A rogue, illegal strain of genetically modified wheat was found in Oregon May 30. And its impact is already being felt on U.S. exports.
Japan canceled a bid on wheat grown in the Pacific Northwest May 31 in response to the discovery by an Oregon farmer. GMO crops are handled differently by different countries, and most countries don't sell any GMOs. Genetically modified wheat is not authorized to be grown or sold anywhere in the world.
South Korea also reacted negatively, suspending its tenders to buy U.S. wheat.

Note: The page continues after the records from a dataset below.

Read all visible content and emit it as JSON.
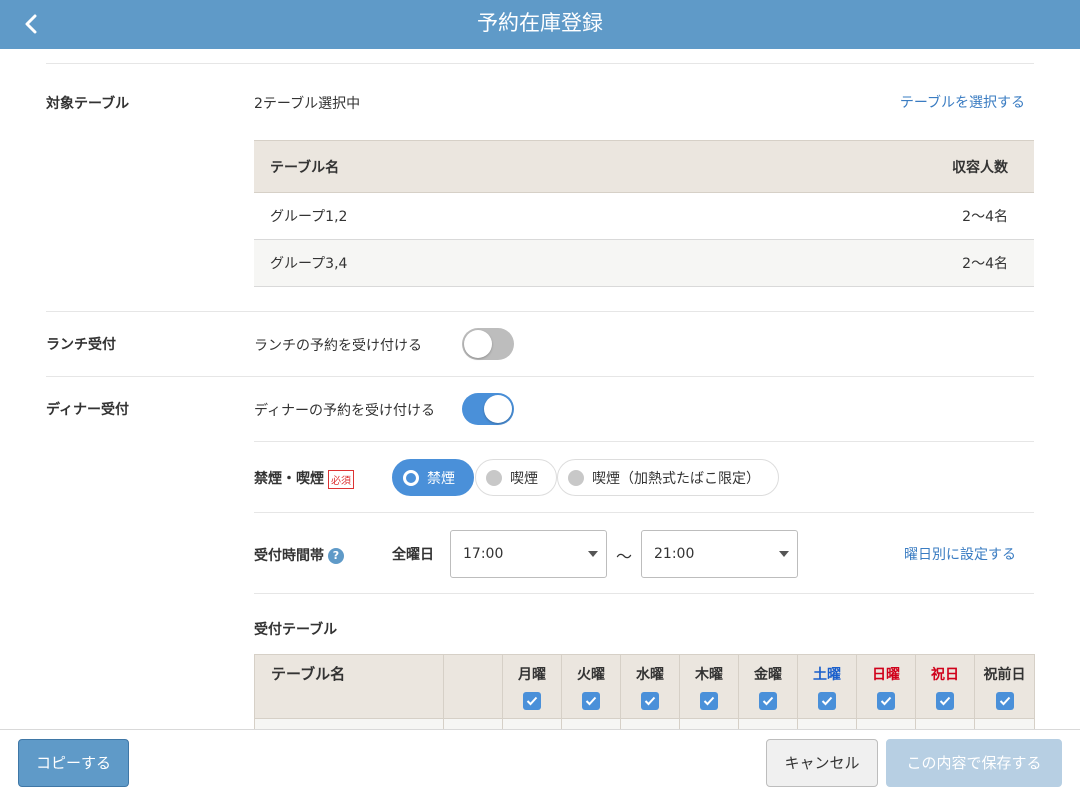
{
  "header": {
    "title": "予約在庫登録"
  },
  "target_table": {
    "label": "対象テーブル",
    "selected_text": "2テーブル選択中",
    "select_link": "テーブルを選択する",
    "columns": [
      "テーブル名",
      "収容人数"
    ],
    "rows": [
      {
        "name": "グループ1,2",
        "capacity": "2〜4名"
      },
      {
        "name": "グループ3,4",
        "capacity": "2〜4名"
      }
    ]
  },
  "lunch": {
    "label": "ランチ受付",
    "toggle_text": "ランチの予約を受け付ける",
    "enabled": false
  },
  "dinner": {
    "label": "ディナー受付",
    "toggle_text": "ディナーの予約を受け付ける",
    "enabled": true
  },
  "smoking": {
    "label": "禁煙・喫煙",
    "required_badge": "必須",
    "options": [
      "禁煙",
      "喫煙",
      "喫煙（加熱式たばこ限定）"
    ],
    "selected": "禁煙"
  },
  "reception_time": {
    "label": "受付時間帯",
    "help_icon": "?",
    "day_label": "全曜日",
    "start": "17:00",
    "separator": "〜",
    "end": "21:00",
    "per_day_link": "曜日別に設定する"
  },
  "reception_table": {
    "label": "受付テーブル",
    "name_header": "テーブル名",
    "days": [
      {
        "label": "月曜",
        "color": "#333333",
        "checked": true
      },
      {
        "label": "火曜",
        "color": "#333333",
        "checked": true
      },
      {
        "label": "水曜",
        "color": "#333333",
        "checked": true
      },
      {
        "label": "木曜",
        "color": "#333333",
        "checked": true
      },
      {
        "label": "金曜",
        "color": "#333333",
        "checked": true
      },
      {
        "label": "土曜",
        "color": "#1a5fcc",
        "checked": true
      },
      {
        "label": "日曜",
        "color": "#d0021b",
        "checked": true
      },
      {
        "label": "祝日",
        "color": "#d0021b",
        "checked": true
      },
      {
        "label": "祝前日",
        "color": "#333333",
        "checked": true
      }
    ]
  },
  "footer": {
    "copy": "コピーする",
    "cancel": "キャンセル",
    "save": "この内容で保存する"
  },
  "colors": {
    "header": "#5f9ac8",
    "accent": "#4a90d9",
    "link": "#3a7cc2"
  }
}
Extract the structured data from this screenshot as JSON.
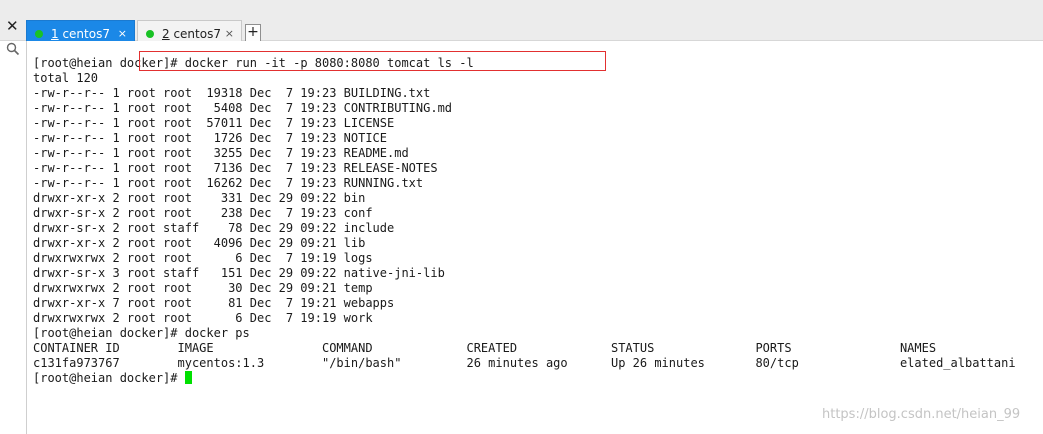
{
  "tabs": [
    {
      "num": "1",
      "name": " centos7",
      "close": "×"
    },
    {
      "num": "2",
      "name": " centos7",
      "close": "×"
    }
  ],
  "add_tab_label": "+",
  "close_panel_label": "✕",
  "icons": {
    "search": "search-icon"
  },
  "prompt": "[root@heian docker]# ",
  "command1": "docker run -it -p 8080:8080 tomcat ls -l",
  "total": "total 120",
  "listing": [
    "-rw-r--r-- 1 root root  19318 Dec  7 19:23 BUILDING.txt",
    "-rw-r--r-- 1 root root   5408 Dec  7 19:23 CONTRIBUTING.md",
    "-rw-r--r-- 1 root root  57011 Dec  7 19:23 LICENSE",
    "-rw-r--r-- 1 root root   1726 Dec  7 19:23 NOTICE",
    "-rw-r--r-- 1 root root   3255 Dec  7 19:23 README.md",
    "-rw-r--r-- 1 root root   7136 Dec  7 19:23 RELEASE-NOTES",
    "-rw-r--r-- 1 root root  16262 Dec  7 19:23 RUNNING.txt",
    "drwxr-xr-x 2 root root    331 Dec 29 09:22 bin",
    "drwxr-sr-x 2 root root    238 Dec  7 19:23 conf",
    "drwxr-sr-x 2 root staff    78 Dec 29 09:22 include",
    "drwxr-xr-x 2 root root   4096 Dec 29 09:21 lib",
    "drwxrwxrwx 2 root root      6 Dec  7 19:19 logs",
    "drwxr-sr-x 3 root staff   151 Dec 29 09:22 native-jni-lib",
    "drwxrwxrwx 2 root root     30 Dec 29 09:21 temp",
    "drwxr-xr-x 7 root root     81 Dec  7 19:21 webapps",
    "drwxrwxrwx 2 root root      6 Dec  7 19:19 work"
  ],
  "command2": "docker ps",
  "ps_header": "CONTAINER ID        IMAGE               COMMAND             CREATED             STATUS              PORTS               NAMES",
  "ps_row": "c131fa973767        mycentos:1.3        \"/bin/bash\"         26 minutes ago      Up 26 minutes       80/tcp              elated_albattani",
  "watermark": "https://blog.csdn.net/heian_99",
  "colors": {
    "tab_active": "#1b88e7",
    "status_dot": "#19c225",
    "cursor": "#00e000",
    "highlight": "#e23030"
  }
}
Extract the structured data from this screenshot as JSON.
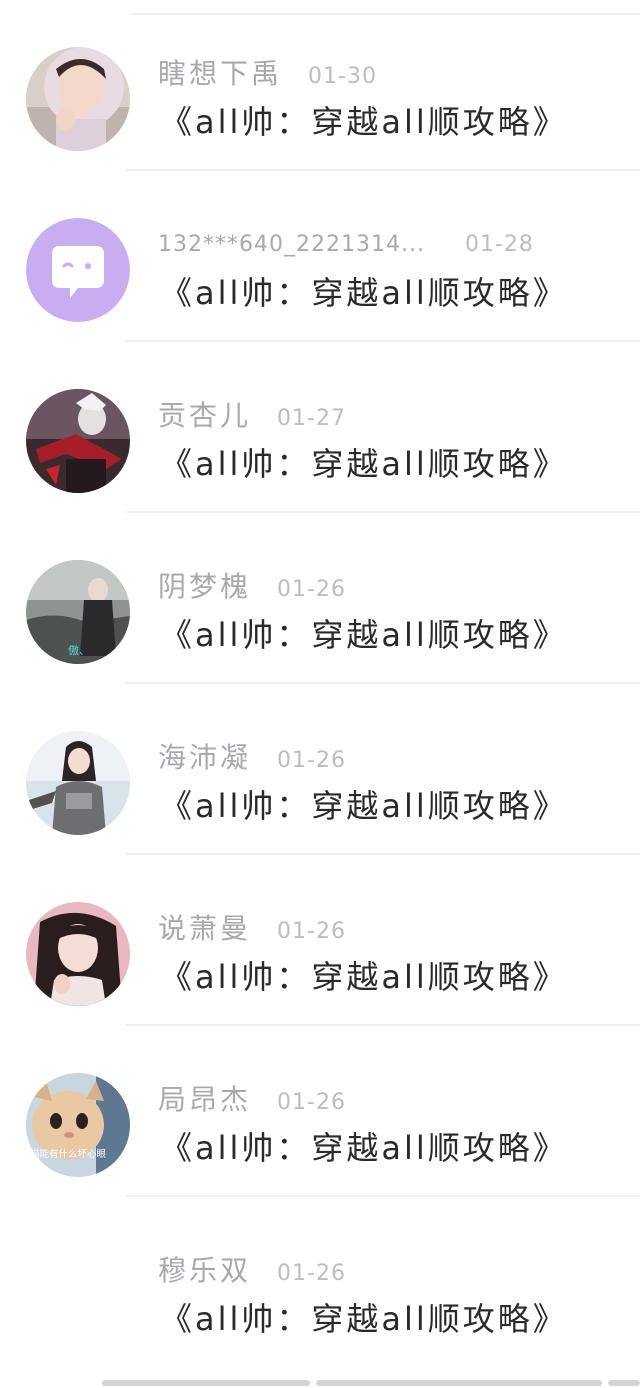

Other countries said they wanted assurances that the crops they were receiving weren't genetically modified.
See the story at Grist.